Source data:
----
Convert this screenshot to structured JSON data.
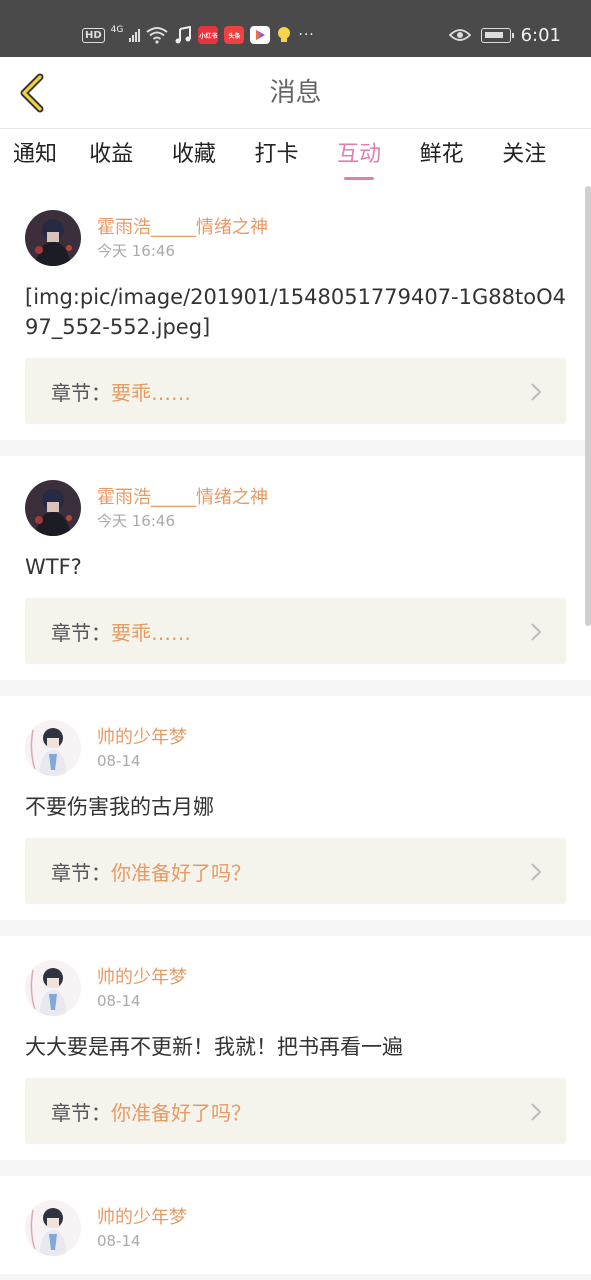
{
  "status_bar": {
    "hd": "HD",
    "network": "4G",
    "apps": [
      "小红书",
      "头条"
    ],
    "dots": "···",
    "time": "6:01"
  },
  "header": {
    "title": "消息",
    "back_icon": "chevron-left-icon"
  },
  "tabs": [
    {
      "label": "通知"
    },
    {
      "label": "收益"
    },
    {
      "label": "收藏"
    },
    {
      "label": "打卡"
    },
    {
      "label": "互动"
    },
    {
      "label": "鲜花"
    },
    {
      "label": "关注"
    }
  ],
  "active_tab": "互动",
  "colors": {
    "accent_pink": "#e27fb0",
    "name_orange": "#e89a63",
    "chapter_bg": "#f5f4ec"
  },
  "chapter_label": "章节：",
  "messages": [
    {
      "user": "霍雨浩_____情绪之神",
      "time": "今天 16:46",
      "text": "[img:pic/image/201901/1548051779407-1G88toO497_552-552.jpeg]",
      "chapter": "要乖……"
    },
    {
      "user": "霍雨浩_____情绪之神",
      "time": "今天 16:46",
      "text": "WTF?",
      "chapter": "要乖……"
    },
    {
      "user": "帅的少年梦",
      "time": "08-14",
      "text": "不要伤害我的古月娜",
      "chapter": "你准备好了吗？"
    },
    {
      "user": "帅的少年梦",
      "time": "08-14",
      "text": "大大要是再不更新！我就！把书再看一遍",
      "chapter": "你准备好了吗？"
    },
    {
      "user": "帅的少年梦",
      "time": "08-14"
    }
  ]
}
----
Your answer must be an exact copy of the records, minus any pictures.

Convert this screenshot to structured JSON data.
{
  "status_bar": {
    "hd": "HD",
    "network": "4G",
    "apps": [
      "小红书",
      "头条"
    ],
    "dots": "···",
    "time": "6:01"
  },
  "header": {
    "title": "消息",
    "back_icon": "chevron-left-icon"
  },
  "tabs": [
    {
      "label": "通知"
    },
    {
      "label": "收益"
    },
    {
      "label": "收藏"
    },
    {
      "label": "打卡"
    },
    {
      "label": "互动"
    },
    {
      "label": "鲜花"
    },
    {
      "label": "关注"
    }
  ],
  "active_tab": "互动",
  "colors": {
    "accent_pink": "#e27fb0",
    "name_orange": "#e89a63",
    "chapter_bg": "#f5f4ec"
  },
  "chapter_label": "章节：",
  "messages": [
    {
      "user": "霍雨浩_____情绪之神",
      "time": "今天 16:46",
      "text": "[img:pic/image/201901/1548051779407-1G88toO497_552-552.jpeg]",
      "chapter": "要乖……"
    },
    {
      "user": "霍雨浩_____情绪之神",
      "time": "今天 16:46",
      "text": "WTF?",
      "chapter": "要乖……"
    },
    {
      "user": "帅的少年梦",
      "time": "08-14",
      "text": "不要伤害我的古月娜",
      "chapter": "你准备好了吗？"
    },
    {
      "user": "帅的少年梦",
      "time": "08-14",
      "text": "大大要是再不更新！我就！把书再看一遍",
      "chapter": "你准备好了吗？"
    },
    {
      "user": "帅的少年梦",
      "time": "08-14"
    }
  ]
}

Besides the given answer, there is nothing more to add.